As Wales’ first National Park and the third most popular National Park in Britain, Snowdonia is something special. It stretches over 827 square miles of unspoilt scenery with rocky mountains, clear blue lakes and thick forests. It has plants and insects you won’t find anywhere else in the world. And at the heart of it is the peak of Mount Snowdon, the highest mountain in Wales. Or so I’d been told at least – the first time I’d visited you could barely see a metre in front of you through thick fog and drizzle. So when the last day of our recent weekend trip to North Wales dawned blue and bright, I knew exactly where to go.
When the sun shines in Snowdonia, you have to get out there among it all – however you can. Ideally we’d have had a couple of days to climb Mount Snowdon and hike in the mountains, or even half a day for a shorter walk. But all we had was a car and a few hours. After a bit of research I came up with a road trip through some of the park’s most scenic drives. So if you’re limited on time – or not much of a walker – you can still get a taste of Snowdonia’s beautiful scenery. The route covers 39 miles altogether and takes around 1.5 hours to drive (depending on how many photo/tea and cake stops you make along the way).

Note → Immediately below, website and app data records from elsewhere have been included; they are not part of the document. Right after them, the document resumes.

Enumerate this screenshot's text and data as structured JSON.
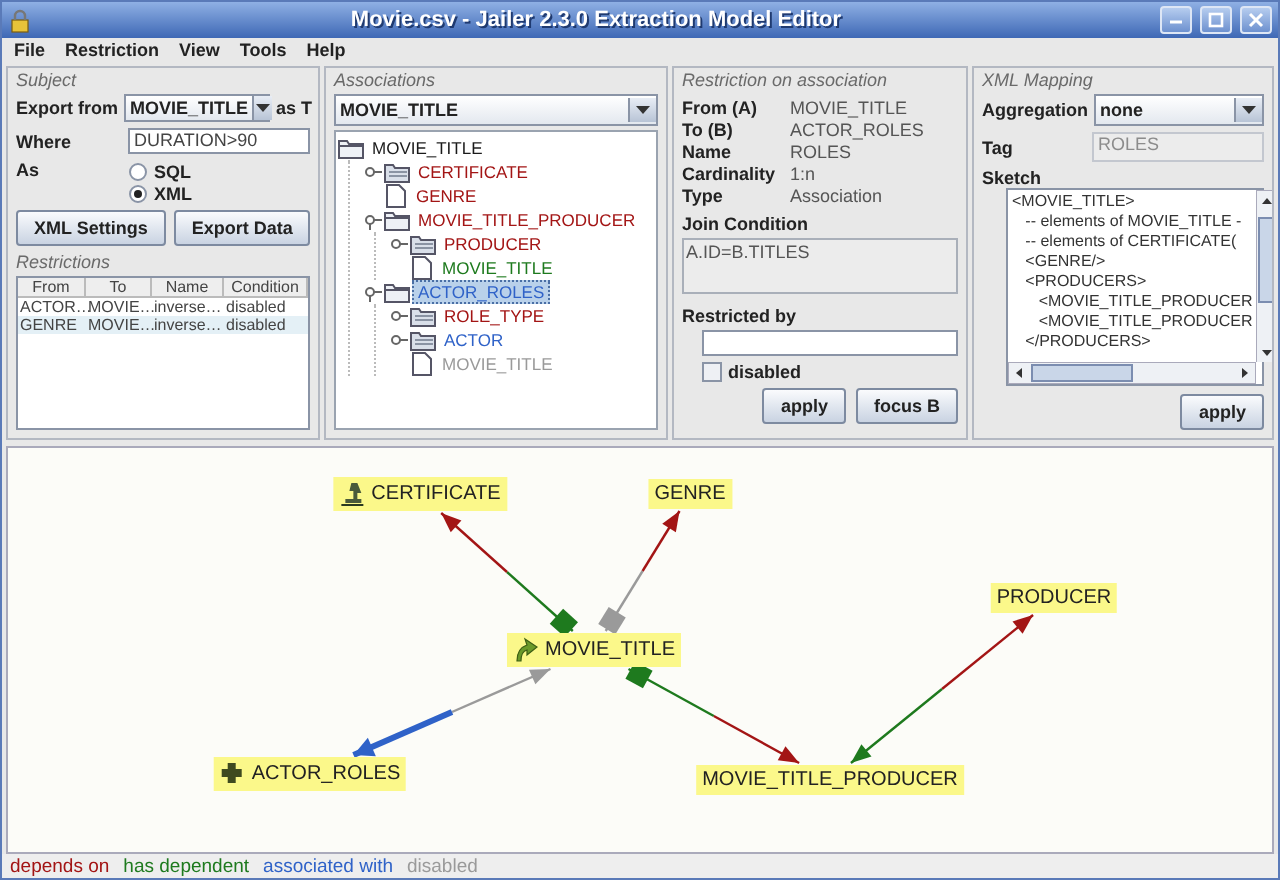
{
  "window": {
    "title": "Movie.csv - Jailer 2.3.0 Extraction Model Editor"
  },
  "menu": [
    "File",
    "Restriction",
    "View",
    "Tools",
    "Help"
  ],
  "subject": {
    "title": "Subject",
    "export_from_label": "Export from",
    "export_from": "MOVIE_TITLE",
    "as_t": "as T",
    "where_label": "Where",
    "where": "DURATION>90",
    "as_label": "As",
    "formats": [
      {
        "label": "SQL",
        "selected": false
      },
      {
        "label": "XML",
        "selected": true
      }
    ],
    "buttons": [
      "XML Settings",
      "Export Data"
    ]
  },
  "restrictions": {
    "title": "Restrictions",
    "columns": [
      "From",
      "To",
      "Name",
      "Condition"
    ],
    "rows": [
      {
        "cells": [
          "ACTOR…",
          "MOVIE…",
          "inverse…",
          "disabled"
        ],
        "selected": false
      },
      {
        "cells": [
          "GENRE",
          "MOVIE…",
          "inverse…",
          "disabled"
        ],
        "selected": true
      }
    ]
  },
  "associations": {
    "title": "Associations",
    "selector": "MOVIE_TITLE",
    "tree": {
      "label": "MOVIE_TITLE",
      "color": "#1a1a1a",
      "expanded": true,
      "selected": false,
      "children": [
        {
          "label": "CERTIFICATE",
          "color": "#a31515",
          "expanded": false,
          "selected": false
        },
        {
          "label": "GENRE",
          "color": "#a31515",
          "selected": false
        },
        {
          "label": "MOVIE_TITLE_PRODUCER",
          "color": "#a31515",
          "expanded": true,
          "selected": false,
          "children": [
            {
              "label": "PRODUCER",
              "color": "#a31515",
              "expanded": false,
              "selected": false
            },
            {
              "label": "MOVIE_TITLE",
              "color": "#1e7a1e",
              "selected": false
            }
          ]
        },
        {
          "label": "ACTOR_ROLES",
          "color": "#2f62c8",
          "expanded": true,
          "selected": true,
          "children": [
            {
              "label": "ROLE_TYPE",
              "color": "#a31515",
              "expanded": false,
              "selected": false
            },
            {
              "label": "ACTOR",
              "color": "#2f62c8",
              "expanded": false,
              "selected": false
            },
            {
              "label": "MOVIE_TITLE",
              "color": "#9a9a9a",
              "selected": false
            }
          ]
        }
      ]
    }
  },
  "restriction": {
    "title": "Restriction on association",
    "fields": [
      {
        "label": "From (A)",
        "value": "MOVIE_TITLE"
      },
      {
        "label": "To (B)",
        "value": "ACTOR_ROLES"
      },
      {
        "label": "Name",
        "value": "ROLES"
      },
      {
        "label": "Cardinality",
        "value": "1:n"
      },
      {
        "label": "Type",
        "value": "Association"
      }
    ],
    "join_label": "Join Condition",
    "join": "A.ID=B.TITLES",
    "restricted_by_label": "Restricted by",
    "disabled": {
      "label": "disabled",
      "checked": false
    },
    "buttons": [
      "apply",
      "focus B"
    ]
  },
  "xml_mapping": {
    "title": "XML Mapping",
    "aggregation_label": "Aggregation",
    "aggregation": "none",
    "tag_label": "Tag",
    "tag": {
      "value": "ROLES",
      "disabled": true
    },
    "sketch_label": "Sketch",
    "sketch_lines": [
      "<MOVIE_TITLE>",
      "   -- elements of MOVIE_TITLE -",
      "   -- elements of CERTIFICATE(",
      "   <GENRE/>",
      "   <PRODUCERS>",
      "      <MOVIE_TITLE_PRODUCER",
      "      <MOVIE_TITLE_PRODUCER",
      "   </PRODUCERS>"
    ],
    "button": "apply"
  },
  "graph": {
    "nodes": [
      {
        "label": "CERTIFICATE",
        "kind": "excluded"
      },
      {
        "label": "GENRE",
        "kind": "plain"
      },
      {
        "label": "MOVIE_TITLE",
        "kind": "subject"
      },
      {
        "label": "PRODUCER",
        "kind": "plain"
      },
      {
        "label": "ACTOR_ROLES",
        "kind": "expandable"
      },
      {
        "label": "MOVIE_TITLE_PRODUCER",
        "kind": "plain"
      }
    ],
    "edges": [
      {
        "kind": "dependency"
      },
      {
        "kind": "disabled"
      },
      {
        "kind": "association"
      },
      {
        "kind": "dependency"
      },
      {
        "kind": "mutual"
      }
    ]
  },
  "legend": [
    {
      "label": "depends on",
      "kind": "depends_on"
    },
    {
      "label": "has dependent",
      "kind": "has_dependent"
    },
    {
      "label": "associated with",
      "kind": "associated"
    },
    {
      "label": "disabled",
      "kind": "disabled"
    }
  ]
}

Our route started in the town of Porthmadog on the North Wales coast. This was our base for the weekend, and it’s the hub for the West Highland and Ffestiniog railways and close to one of my favourite Welsh spots – the quirky Italian-style village of Portmeirion. From Porthmadog we followed the A498 past the village of Tremadog and through the Aberglaslyn Pass to the town of Bedgellert. The road carries on through the forest then along the banks of the Llyn Dinas lake. The 60-acre lake is home to salmon and trout – and maybe even the throne of Britain. Legend has it that ancient British king Vortigern hid the throne under a great stone by Llyn Dinas for safekeeping and it’s still there somewhere (though nowhere I could see…).
We drove on around the edge of Llyn Dinas and it wasn’t long until we came to an even more beautiful lake – Llyn Gwynant. On a still morning the lake was perfectly flat with the mountains and white fluffy clouds above reflected in it like a mirror (well at least they were until a dog jumped in for a swim – but if it wasn’t about 10 degrees in there I might’ve been tempted myself). The start of autumn’s a gorgeous time to visit Snowdonia with a mix of greens, golds and reds everywhere you look. The road follows the Nant Gwynant river from the lake and climbs 600 feet upwards in just two miles. At the top there’s a viewpoint where you can look look back down to the lake and over to the Cwm Dyli hydro-electric power station.
At the top of Nant Gwynant we took a diversion to the left on the A4086 to the Pen-y-Pass. This is the start of three of the main walking routes up Mount Snowdon. The car park was packed with hikers getting ready to start the climb up – and the café full of others celebrating getting back down. The road up here started life as a miners’ path in the 1830s to transport copper ore from Snowdonia down to Llanberis. It still winds the same way downhill to Llanberis. This is where catch the Snowdon Mountain Railway to the top if you don’t fancy walking. Or where you start the Llanberis Path if you do – it’s the longest but least strenuous walk up to the summit next to the railway line. There are a ton of other outdoor activities too like mountaineering, climbing and mountain biking, as well as diving in Llyn Padarn lake if you’re feeling brave.
From Llanberis we backtracked to the Pen-y-Pass and followed the A4086 over the hills past the grey slate cottages in the village of Capel Curig. Then from there we took a right onto the A5 towards Betws-y-Coed on the edge of Snowdonia. The road gets flatter here and there are more trees and less mountains. Betws-y-Coed is another hub town, with a pretty village green surrounded by shops, hotels and an old church. There’s the Miners’ Bridge and walks along the riverside or out to the Pont-y-Pair and Swallow Falls waterfalls. Then you can replenish some calories at Cwmni Cacen Gri, who do a mean Welshcake.
The road out of Betws-y-Coed leaves Snowdonia, but if you’ve not had enough beautiful scenery by now there are a couple of different directions you can take. If you go north along the A470 you’ll reach the medieval seaside town of Conwy. It has the 13th-century Conwy Castle as well as city walls to walk around and the UK’s smallest house to squeeze yourself into. Or head south on the A5 to Llangollen and the Pontcysyllte Aqueduct. It’s a seriously impressive piece of engineering, built in 1805 to carry the Llangollen Canal over the River Dee. At 38 metres up it’s Britain’s longest and highest aqueduct, just wide enough for one canal boat, and you can take a boat trip across or walk along the towpath for even more scenic views.
So have I convinced you to explore Snowdonia by car, or is there a even more scenic Welsh road trip that I should try out next?